Adam’s specialty is playscape design and he emphasised his belief that most playscapes don’t make the most of thebudget and space available to them and in this way we shortchange the children that use those playscapes. He encouraged the room to think of what other words they associated with the word ‘Play’ and asked everyone to keep these words in mind if they were ever designing playscapes in future.
As part of his work, Adam builds models of all his designs ahead of construction. He believes this helps keep him in touch with his inner child and so helps him design better playscapes for today’s children.
Adam gave us all a reading list that he believes is essential to understanding the fundamentals of playscape design. This list included: Lost Child in the Woods by Richard Louv, Children’s Play and Playgrounds by Joe L. Frost and Barry L Klein and The Nature Fix by Florence Williams.

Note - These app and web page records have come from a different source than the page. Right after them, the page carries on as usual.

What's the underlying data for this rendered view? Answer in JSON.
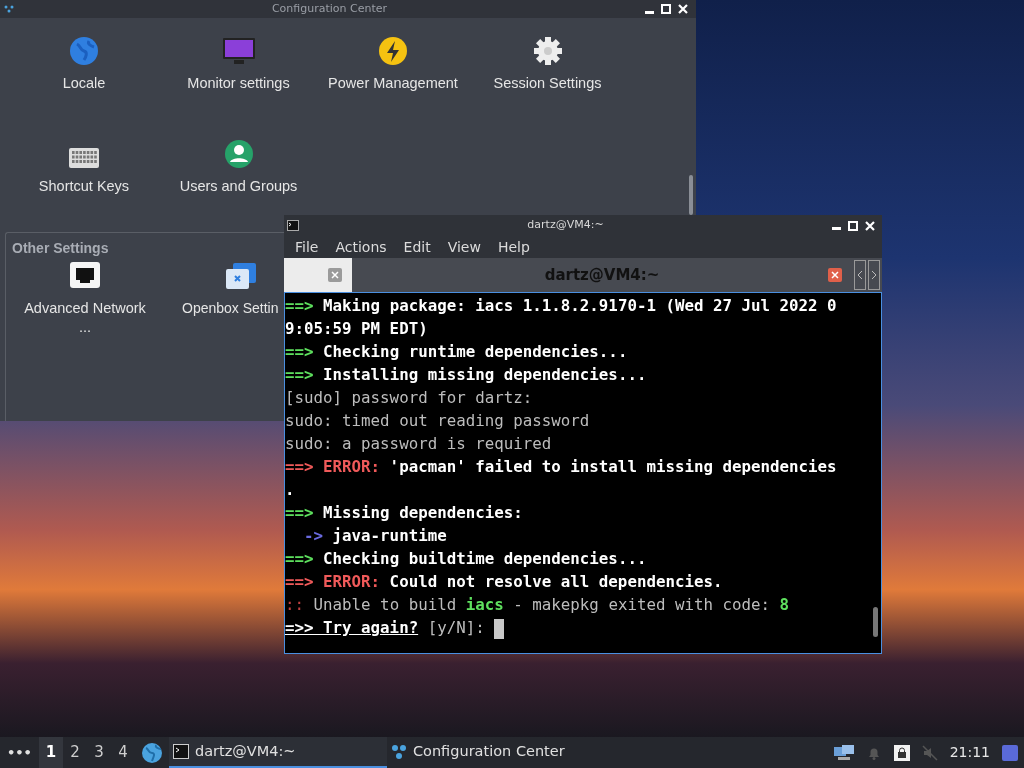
{
  "config_window": {
    "title": "Configuration Center",
    "items": [
      {
        "label": "Locale",
        "kind": "globe"
      },
      {
        "label": "Monitor settings",
        "kind": "monitor"
      },
      {
        "label": "Power Management",
        "kind": "power"
      },
      {
        "label": "Session Settings",
        "kind": "gear"
      },
      {
        "label": "Shortcut Keys",
        "kind": "keyboard"
      },
      {
        "label": "Users and Groups",
        "kind": "user"
      }
    ],
    "section": {
      "title": "Other Settings",
      "items": [
        {
          "label": "Advanced Network ...",
          "kind": "network"
        },
        {
          "label": "Openbox Settin",
          "kind": "windows"
        }
      ]
    }
  },
  "terminal": {
    "title": "dartz@VM4:~",
    "menu": [
      "File",
      "Actions",
      "Edit",
      "View",
      "Help"
    ],
    "tabs": [
      {
        "selected": false
      },
      {
        "label": "dartz@VM4:~",
        "selected": true
      }
    ],
    "lines": [
      [
        {
          "kind": "green",
          "text": "==>"
        },
        {
          "kind": "bold",
          "text": " Making package: iacs 1.1.8.2.9170-1 (Wed 27 Jul 2022 0"
        }
      ],
      [
        {
          "kind": "bold",
          "text": "9:05:59 PM EDT)"
        }
      ],
      [
        {
          "kind": "green",
          "text": "==>"
        },
        {
          "kind": "bold",
          "text": " Checking runtime dependencies..."
        }
      ],
      [
        {
          "kind": "green",
          "text": "==>"
        },
        {
          "kind": "bold",
          "text": " Installing missing dependencies..."
        }
      ],
      [
        {
          "kind": "dim",
          "text": "[sudo] password for dartz:"
        }
      ],
      [
        {
          "kind": "dim",
          "text": "sudo: timed out reading password"
        }
      ],
      [
        {
          "kind": "dim",
          "text": "sudo: a password is required"
        }
      ],
      [
        {
          "kind": "red",
          "text": "==> ERROR:"
        },
        {
          "kind": "bold",
          "text": " 'pacman' failed to install missing dependencies"
        }
      ],
      [
        {
          "kind": "bold",
          "text": "."
        }
      ],
      [
        {
          "kind": "green",
          "text": "==>"
        },
        {
          "kind": "bold",
          "text": " Missing dependencies:"
        }
      ],
      [
        {
          "kind": "blue",
          "text": "  ->"
        },
        {
          "kind": "bold",
          "text": " java-runtime"
        }
      ],
      [
        {
          "kind": "green",
          "text": "==>"
        },
        {
          "kind": "bold",
          "text": " Checking buildtime dependencies..."
        }
      ],
      [
        {
          "kind": "red",
          "text": "==> ERROR:"
        },
        {
          "kind": "bold",
          "text": " Could not resolve all dependencies."
        }
      ],
      [
        {
          "kind": "red-dim",
          "text": "::"
        },
        {
          "kind": "dim",
          "text": " Unable to build "
        },
        {
          "kind": "green",
          "text": "iacs"
        },
        {
          "kind": "dim",
          "text": " - makepkg exited with code: "
        },
        {
          "kind": "green",
          "text": "8"
        }
      ],
      [
        {
          "kind": "underline",
          "text": "=>> Try again?"
        },
        {
          "kind": "dim",
          "text": " [y/N]: "
        },
        {
          "kind": "cursor"
        }
      ]
    ]
  },
  "taskbar": {
    "menu": "•••",
    "workspaces": [
      {
        "label": "1",
        "selected": true
      },
      {
        "label": "2",
        "selected": false
      },
      {
        "label": "3",
        "selected": false
      },
      {
        "label": "4",
        "selected": false
      }
    ],
    "tasks": [
      {
        "label": "dartz@VM4:~",
        "kind": "terminal",
        "selected": true
      },
      {
        "label": "Configuration Center",
        "kind": "config",
        "selected": false
      }
    ],
    "clock": "21:11"
  }
}
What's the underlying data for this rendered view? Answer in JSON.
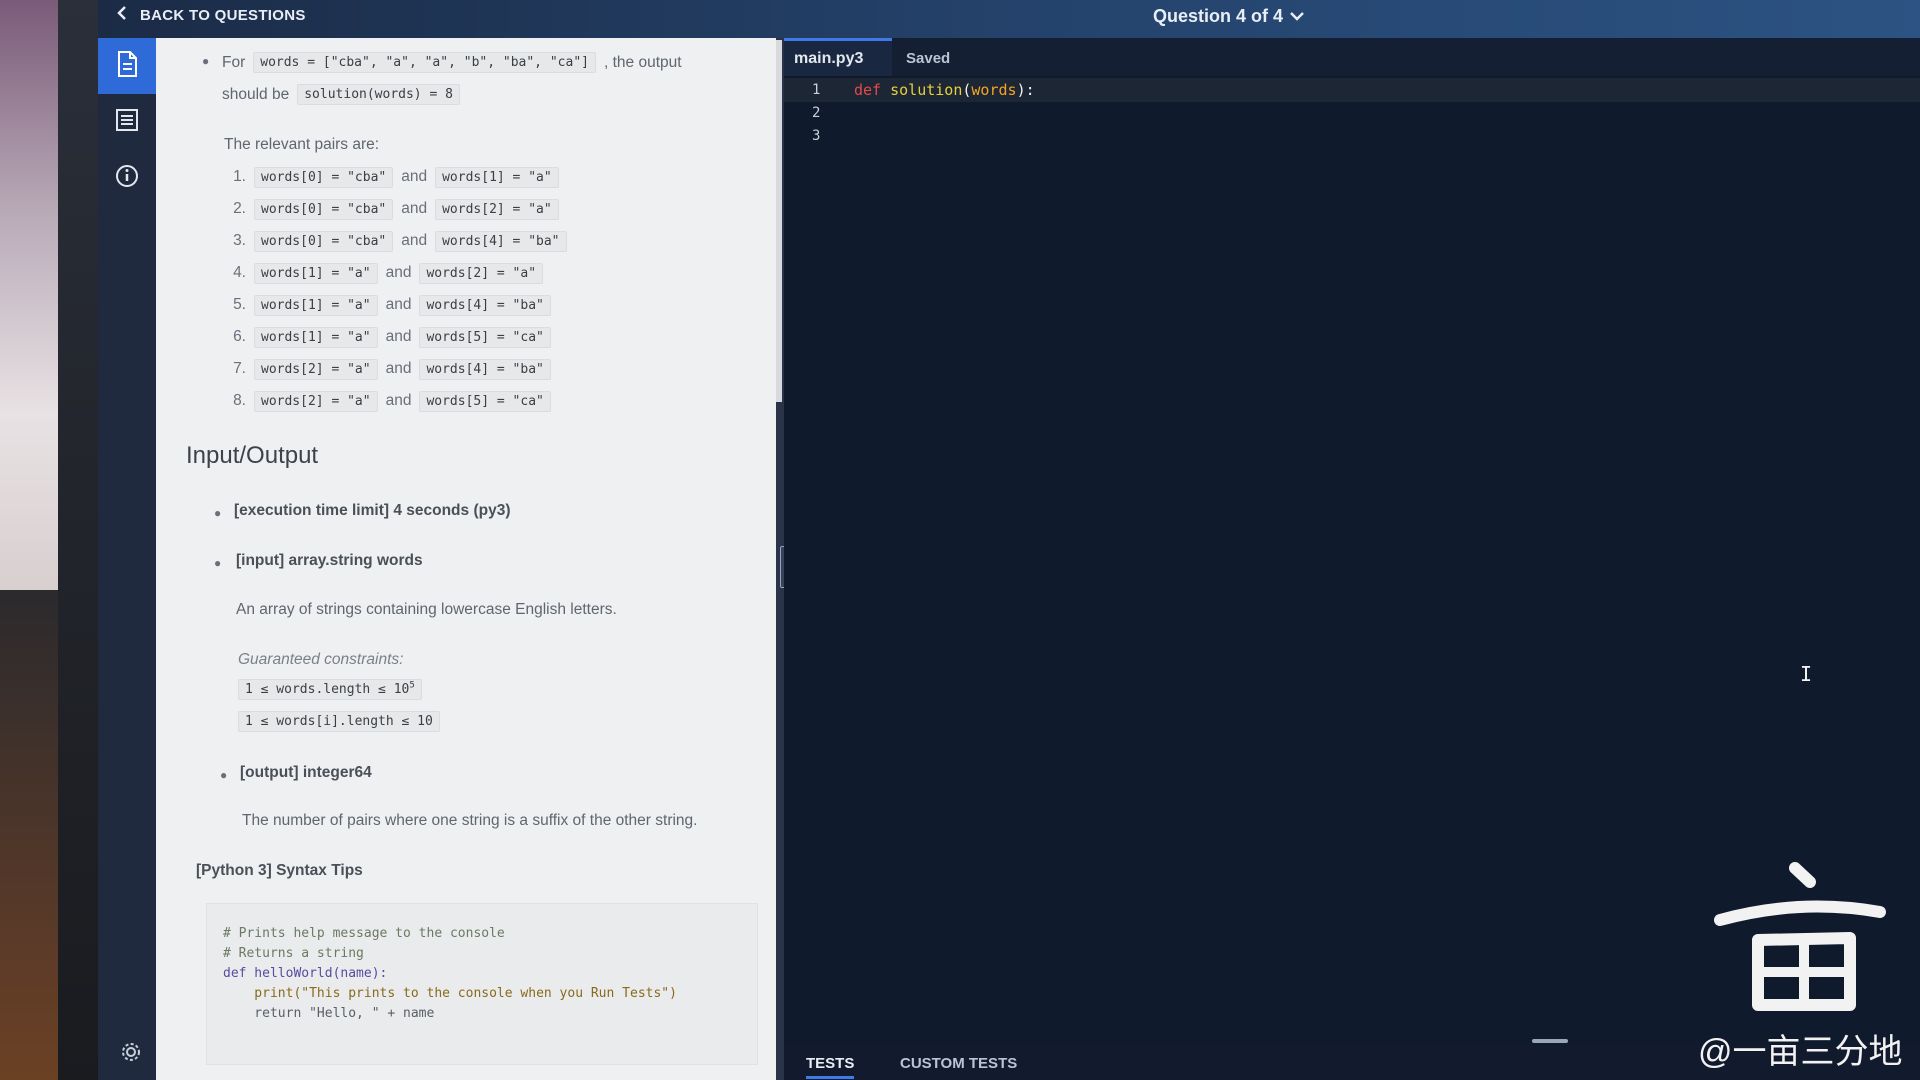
{
  "topbar": {
    "back_label": "BACK TO QUESTIONS",
    "question_nav": "Question 4 of 4"
  },
  "description": {
    "example": {
      "prefix": "For",
      "words_code": "words = [\"cba\", \"a\", \"a\", \"b\", \"ba\", \"ca\"]",
      "output_text": ", the output",
      "should_be": "should be",
      "solution_code": "solution(words) = 8"
    },
    "relevant_pairs_label": "The relevant pairs are:",
    "pairs": [
      {
        "num": "1.",
        "left": "words[0] = \"cba\"",
        "and": "and",
        "right": "words[1] = \"a\""
      },
      {
        "num": "2.",
        "left": "words[0] = \"cba\"",
        "and": "and",
        "right": "words[2] = \"a\""
      },
      {
        "num": "3.",
        "left": "words[0] = \"cba\"",
        "and": "and",
        "right": "words[4] = \"ba\""
      },
      {
        "num": "4.",
        "left": "words[1] = \"a\"",
        "and": "and",
        "right": "words[2] = \"a\""
      },
      {
        "num": "5.",
        "left": "words[1] = \"a\"",
        "and": "and",
        "right": "words[4] = \"ba\""
      },
      {
        "num": "6.",
        "left": "words[1] = \"a\"",
        "and": "and",
        "right": "words[5] = \"ca\""
      },
      {
        "num": "7.",
        "left": "words[2] = \"a\"",
        "and": "and",
        "right": "words[4] = \"ba\""
      },
      {
        "num": "8.",
        "left": "words[2] = \"a\"",
        "and": "and",
        "right": "words[5] = \"ca\""
      }
    ],
    "io_heading": "Input/Output",
    "exec_limit": "[execution time limit] 4 seconds (py3)",
    "input_label": "[input] array.string words",
    "input_desc": "An array of strings containing lowercase English letters.",
    "constraints_label": "Guaranteed constraints:",
    "constraint1": "1 ≤ words.length ≤ 10",
    "constraint1_sup": "5",
    "constraint2": "1 ≤ words[i].length ≤ 10",
    "output_label": "[output] integer64",
    "output_desc": "The number of pairs where one string is a suffix of the other string.",
    "syntax_tips": "[Python 3] Syntax Tips",
    "syntax_code": {
      "c1": "# Prints help message to the console",
      "c2": "# Returns a string",
      "d1": "def helloWorld(name):",
      "p1": "    print(\"This prints to the console when you Run Tests\")",
      "r1": "    return \"Hello, \" + name"
    }
  },
  "editor": {
    "filename": "main.py3",
    "status": "Saved",
    "line_numbers": [
      "1",
      "2",
      "3"
    ],
    "code_line1": {
      "kw": "def",
      "fn": "solution",
      "open": "(",
      "param": "words",
      "close": "):"
    },
    "bottom_tabs": [
      "TESTS",
      "CUSTOM TESTS"
    ]
  },
  "watermark": "@一亩三分地"
}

Adam used his design of a show garden for autistic children as a case study in the importance of considering the specific needs of the people who will be using a specific playscape. He noted that when talking with autistic children to understand what they most wanted from a playscape, they focused on sensory items such as different plants and textures. In response he designed a garden that progressed from low sensory input to high sensory input, allowing for spaces that could be enjoyed by hyper sensitive children and hypo sensitive children.
ESALA were kind enough to put us up in the West Court room and we were really thrilled to see so many students along for the evening.